Since assuming the state’s Office of Energy on July 1, 2011, it has been my priority to work with the Legislature to develop and pass a balanced energy policy for our state. Last October, I hosted the first Florida Energy Summit, where key stakeholders in the energy industry, including utilities, farmers, investors, academics, and public officials, came together to discuss Florida’s energy future.
The ideas shared at the summit guided the development of my energy policy recommendations for the Legislature to consider during the 2012 legislative session. My proposals for Florida’s energy policy are intended to help our state secure a stable, reliable, and diverse supply of energy.
America’s energy market is heavily distorted by layers of incentives, disincentives, mandates, and directives. With nearly every election comes a new policy promoting the latest “next big thing” in energy development. The confusing mix of policies inhibits the ability of America’s free-market system to operate at its capacity. I don’t believe government should be in the business of picking winners and losers. The market must determine what energy sources are viable over the long term and we must create a climate that encourages the development of new technologies, new businesses, and new jobs in the energy sector, without tipping the scales for one technology over another.
In growing the energy industry, we must increase diversity in the state’s energy supply. More than half of the electricity generated in Florida comes from natural gas, and that figure will rise in the years ahead. While natural gas prices are at record lows today, dependence on one source for a majority of our energy supply puts Floridians at risk if there is a supply disruption. The next hurricane to hit Florida could disrupt the only two gas pipelines currently bringing natural gas to our state through the Gulf of Mexico, resulting in a shortage of supply, threatening reliability, and sending prices through the roof. It is important to have multiple sources of fuel for electricity generation.
The legislative measures I proposed are designed to reduce market manipulation and risk by promoting growth in the energy sector and increasing diversity in the state’s energy supply. First, I’ve proposed that the Legislature extend recently expired tax incentives that will encourage the development of new technologies and attract new investments to Florida. I’ve also suggested the state consider the unique characteristics of renewable energy when evaluating new energy facilities proposed for the state of Florida.
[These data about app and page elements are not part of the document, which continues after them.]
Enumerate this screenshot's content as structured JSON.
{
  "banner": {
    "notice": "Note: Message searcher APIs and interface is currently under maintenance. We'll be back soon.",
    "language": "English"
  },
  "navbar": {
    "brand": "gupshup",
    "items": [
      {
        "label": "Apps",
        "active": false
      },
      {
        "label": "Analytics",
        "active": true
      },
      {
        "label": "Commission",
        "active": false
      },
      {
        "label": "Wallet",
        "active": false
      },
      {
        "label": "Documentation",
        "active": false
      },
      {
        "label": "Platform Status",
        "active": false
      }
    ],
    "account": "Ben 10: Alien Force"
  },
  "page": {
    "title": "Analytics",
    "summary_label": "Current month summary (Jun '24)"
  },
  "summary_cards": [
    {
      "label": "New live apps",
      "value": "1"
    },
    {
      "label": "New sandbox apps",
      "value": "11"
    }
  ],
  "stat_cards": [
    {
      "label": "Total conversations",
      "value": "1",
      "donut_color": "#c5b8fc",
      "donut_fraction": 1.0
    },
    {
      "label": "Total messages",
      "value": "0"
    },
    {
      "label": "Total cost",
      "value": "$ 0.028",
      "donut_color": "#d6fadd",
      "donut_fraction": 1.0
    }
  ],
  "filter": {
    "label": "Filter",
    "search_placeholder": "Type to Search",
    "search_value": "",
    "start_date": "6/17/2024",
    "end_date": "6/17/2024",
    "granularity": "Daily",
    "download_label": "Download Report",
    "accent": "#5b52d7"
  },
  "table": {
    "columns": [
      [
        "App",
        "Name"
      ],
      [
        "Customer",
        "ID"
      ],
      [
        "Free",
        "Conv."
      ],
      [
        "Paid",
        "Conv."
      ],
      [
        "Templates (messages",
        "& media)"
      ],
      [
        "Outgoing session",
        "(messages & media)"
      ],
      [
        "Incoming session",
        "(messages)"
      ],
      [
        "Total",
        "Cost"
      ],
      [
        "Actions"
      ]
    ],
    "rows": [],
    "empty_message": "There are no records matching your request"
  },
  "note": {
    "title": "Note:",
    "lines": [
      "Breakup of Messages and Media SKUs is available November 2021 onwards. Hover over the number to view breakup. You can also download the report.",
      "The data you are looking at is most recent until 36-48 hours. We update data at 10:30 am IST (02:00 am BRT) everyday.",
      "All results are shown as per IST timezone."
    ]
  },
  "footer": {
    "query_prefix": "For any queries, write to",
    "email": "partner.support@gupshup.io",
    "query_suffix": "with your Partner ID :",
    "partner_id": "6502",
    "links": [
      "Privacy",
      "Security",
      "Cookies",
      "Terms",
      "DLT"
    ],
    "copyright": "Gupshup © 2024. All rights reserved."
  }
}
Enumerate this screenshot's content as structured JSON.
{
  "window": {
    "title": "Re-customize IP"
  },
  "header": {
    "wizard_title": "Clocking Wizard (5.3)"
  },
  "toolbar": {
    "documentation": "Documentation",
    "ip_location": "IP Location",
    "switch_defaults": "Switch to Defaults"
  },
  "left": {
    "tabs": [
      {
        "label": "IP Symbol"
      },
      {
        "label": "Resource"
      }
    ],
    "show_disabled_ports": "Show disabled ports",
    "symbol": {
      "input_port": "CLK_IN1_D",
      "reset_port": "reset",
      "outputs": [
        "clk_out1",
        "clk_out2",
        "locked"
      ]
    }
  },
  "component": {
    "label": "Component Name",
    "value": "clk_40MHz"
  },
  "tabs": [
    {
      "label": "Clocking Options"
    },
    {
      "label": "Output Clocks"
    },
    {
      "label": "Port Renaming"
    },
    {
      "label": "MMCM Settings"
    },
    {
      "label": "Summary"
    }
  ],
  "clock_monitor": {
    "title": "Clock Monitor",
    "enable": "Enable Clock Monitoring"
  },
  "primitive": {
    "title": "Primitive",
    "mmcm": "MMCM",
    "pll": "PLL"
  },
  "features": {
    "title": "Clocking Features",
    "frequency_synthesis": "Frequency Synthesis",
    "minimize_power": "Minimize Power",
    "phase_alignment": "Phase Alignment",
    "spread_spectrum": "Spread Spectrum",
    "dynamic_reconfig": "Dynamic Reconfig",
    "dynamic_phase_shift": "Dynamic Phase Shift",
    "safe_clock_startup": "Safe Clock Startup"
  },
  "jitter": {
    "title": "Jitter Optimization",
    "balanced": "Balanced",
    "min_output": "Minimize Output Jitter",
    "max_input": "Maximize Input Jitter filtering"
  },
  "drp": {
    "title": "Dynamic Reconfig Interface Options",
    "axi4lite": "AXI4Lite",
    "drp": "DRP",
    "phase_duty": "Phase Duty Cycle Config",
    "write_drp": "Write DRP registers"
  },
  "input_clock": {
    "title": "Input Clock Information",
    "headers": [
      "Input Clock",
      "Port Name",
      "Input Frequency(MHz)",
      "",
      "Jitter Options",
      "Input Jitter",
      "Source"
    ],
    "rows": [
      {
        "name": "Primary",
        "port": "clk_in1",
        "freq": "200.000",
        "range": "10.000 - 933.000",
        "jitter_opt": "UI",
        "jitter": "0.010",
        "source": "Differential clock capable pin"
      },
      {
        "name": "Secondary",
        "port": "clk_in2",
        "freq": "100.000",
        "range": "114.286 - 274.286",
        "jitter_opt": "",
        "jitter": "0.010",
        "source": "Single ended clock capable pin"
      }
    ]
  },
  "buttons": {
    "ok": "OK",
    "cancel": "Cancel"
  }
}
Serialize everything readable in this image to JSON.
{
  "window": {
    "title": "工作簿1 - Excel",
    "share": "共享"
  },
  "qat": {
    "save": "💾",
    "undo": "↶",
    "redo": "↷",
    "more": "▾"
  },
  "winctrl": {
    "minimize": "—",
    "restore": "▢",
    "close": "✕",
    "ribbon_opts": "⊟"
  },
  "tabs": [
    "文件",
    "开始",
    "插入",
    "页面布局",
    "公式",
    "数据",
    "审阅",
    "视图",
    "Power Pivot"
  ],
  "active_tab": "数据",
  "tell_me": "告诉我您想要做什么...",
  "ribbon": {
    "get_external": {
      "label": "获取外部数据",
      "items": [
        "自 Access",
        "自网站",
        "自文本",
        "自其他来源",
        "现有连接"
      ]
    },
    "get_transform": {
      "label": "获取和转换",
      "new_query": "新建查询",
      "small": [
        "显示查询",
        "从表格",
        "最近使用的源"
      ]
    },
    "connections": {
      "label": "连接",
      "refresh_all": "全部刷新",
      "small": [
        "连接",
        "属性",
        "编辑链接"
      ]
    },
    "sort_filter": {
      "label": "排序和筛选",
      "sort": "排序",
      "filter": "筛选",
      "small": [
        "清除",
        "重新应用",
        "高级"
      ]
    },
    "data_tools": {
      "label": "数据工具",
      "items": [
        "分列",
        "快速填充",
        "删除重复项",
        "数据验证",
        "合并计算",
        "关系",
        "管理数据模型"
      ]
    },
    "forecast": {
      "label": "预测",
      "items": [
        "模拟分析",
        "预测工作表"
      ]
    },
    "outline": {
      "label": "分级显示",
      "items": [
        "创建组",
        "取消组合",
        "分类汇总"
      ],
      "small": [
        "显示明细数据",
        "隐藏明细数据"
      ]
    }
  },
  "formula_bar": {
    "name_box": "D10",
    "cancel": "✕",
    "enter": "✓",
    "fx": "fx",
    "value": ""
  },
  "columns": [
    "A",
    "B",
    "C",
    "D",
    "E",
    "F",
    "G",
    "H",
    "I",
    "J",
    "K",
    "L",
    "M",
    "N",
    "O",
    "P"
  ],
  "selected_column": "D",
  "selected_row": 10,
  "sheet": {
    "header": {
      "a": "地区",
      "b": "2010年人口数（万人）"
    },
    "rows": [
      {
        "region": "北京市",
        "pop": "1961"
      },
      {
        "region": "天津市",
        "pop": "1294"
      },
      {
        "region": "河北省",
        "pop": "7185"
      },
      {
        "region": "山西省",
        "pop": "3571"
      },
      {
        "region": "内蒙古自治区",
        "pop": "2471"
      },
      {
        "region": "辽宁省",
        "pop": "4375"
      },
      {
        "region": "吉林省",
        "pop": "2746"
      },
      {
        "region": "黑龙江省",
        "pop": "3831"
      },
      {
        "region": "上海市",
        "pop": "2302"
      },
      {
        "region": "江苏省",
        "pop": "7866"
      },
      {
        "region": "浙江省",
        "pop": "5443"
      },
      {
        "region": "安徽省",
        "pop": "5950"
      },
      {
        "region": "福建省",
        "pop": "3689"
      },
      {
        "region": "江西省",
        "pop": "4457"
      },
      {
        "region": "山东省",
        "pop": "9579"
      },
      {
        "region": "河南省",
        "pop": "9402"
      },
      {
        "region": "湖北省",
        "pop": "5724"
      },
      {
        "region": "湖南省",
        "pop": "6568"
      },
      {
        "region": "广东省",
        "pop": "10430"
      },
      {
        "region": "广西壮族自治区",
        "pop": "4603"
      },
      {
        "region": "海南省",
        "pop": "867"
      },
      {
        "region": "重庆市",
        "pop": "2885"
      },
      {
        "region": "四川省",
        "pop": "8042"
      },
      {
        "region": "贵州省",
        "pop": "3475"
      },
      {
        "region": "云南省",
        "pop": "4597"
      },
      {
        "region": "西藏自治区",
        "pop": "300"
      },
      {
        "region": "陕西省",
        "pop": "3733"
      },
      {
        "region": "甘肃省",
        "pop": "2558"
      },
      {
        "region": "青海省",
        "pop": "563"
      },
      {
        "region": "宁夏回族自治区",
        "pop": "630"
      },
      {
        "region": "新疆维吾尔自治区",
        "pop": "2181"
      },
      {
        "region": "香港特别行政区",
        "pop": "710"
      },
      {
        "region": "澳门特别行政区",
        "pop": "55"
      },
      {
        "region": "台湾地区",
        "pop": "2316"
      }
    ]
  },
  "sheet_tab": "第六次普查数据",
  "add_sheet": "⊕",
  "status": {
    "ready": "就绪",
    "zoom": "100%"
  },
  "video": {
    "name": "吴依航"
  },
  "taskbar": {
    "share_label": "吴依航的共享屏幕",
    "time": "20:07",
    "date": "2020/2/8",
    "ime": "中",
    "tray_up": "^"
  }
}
Finally, my recommendations promote energy efficiency. Florida’s energy policy would not be comprehensive if it did not include efforts to conserve our use of energy.
Taking The Long View
Collectively, the measures I outlined will position Florida on a path toward a consistent, long-term energy strategy, one that will restore confidence in the energy market.
At a time when much of the economy remains stagnant, jobs in the renewable energy industry were projected to increase by more than 16% over the last year. Even in this difficult economy, investors are willing to invest in energy. We must capitalize on this opportunity by positioning Florida as a natural draw for energy infrastructure with its abundant sunshine and year-round growing season. If we’re successful, we’ll attract new businesses and create much-needed jobs for Floridians, while giving landowners a potential new revenue stream rooted in our abundant natural resources.
The energy industry is critical to economic development in Florida’s rural communities. The largest investments will be made in the growth and production of bioenergy, which leverages Florida’s strong capabilities in agriculture, but preserves the character of Florida’s small towns.
Energy policy is inherently difficult to pass. But given the natural competitive advantages we have, Florida needs a smart, balanced, and modern energy policy. I am working with the Legislature to best position our state for the future growth and fuel diversity this policy will bring. Americans know the cost of being dependent on foreign nations for our energy. Let’s hope they never learn the costs of being dependent on others for our food.